*Task goal*:
What follows is a set of records. Retype them exactly, leaving out the pictures.

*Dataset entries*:
************

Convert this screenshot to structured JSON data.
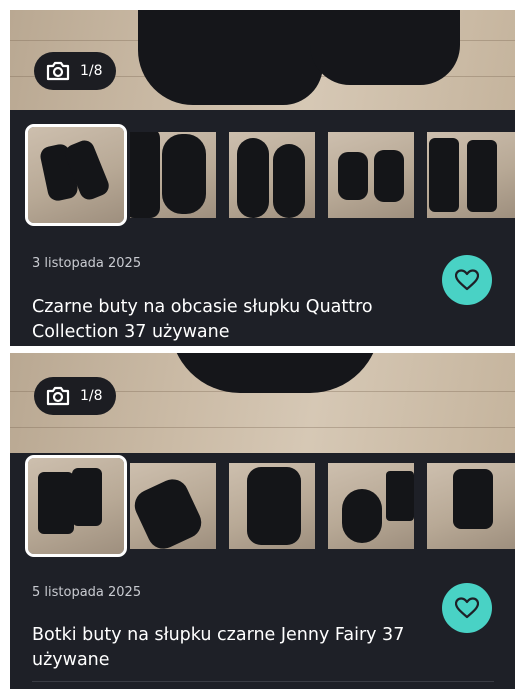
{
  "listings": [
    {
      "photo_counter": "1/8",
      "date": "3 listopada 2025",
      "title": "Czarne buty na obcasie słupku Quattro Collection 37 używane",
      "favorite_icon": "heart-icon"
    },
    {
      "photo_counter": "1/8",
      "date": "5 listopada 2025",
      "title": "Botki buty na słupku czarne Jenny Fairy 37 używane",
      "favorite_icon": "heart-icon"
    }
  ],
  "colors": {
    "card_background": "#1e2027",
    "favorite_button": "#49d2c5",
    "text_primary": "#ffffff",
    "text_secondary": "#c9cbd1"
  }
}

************

*Exercise output*:
Convert this screenshot to structured JSON data.
{
  "listings": [
    {
      "photo_counter": "1/8",
      "date": "3 listopada 2025",
      "title": "Czarne buty na obcasie słupku Quattro Collection 37 używane",
      "favorite_icon": "heart-icon"
    },
    {
      "photo_counter": "1/8",
      "date": "5 listopada 2025",
      "title": "Botki buty na słupku czarne Jenny Fairy 37 używane",
      "favorite_icon": "heart-icon"
    }
  ],
  "colors": {
    "card_background": "#1e2027",
    "favorite_button": "#49d2c5",
    "text_primary": "#ffffff",
    "text_secondary": "#c9cbd1"
  }
}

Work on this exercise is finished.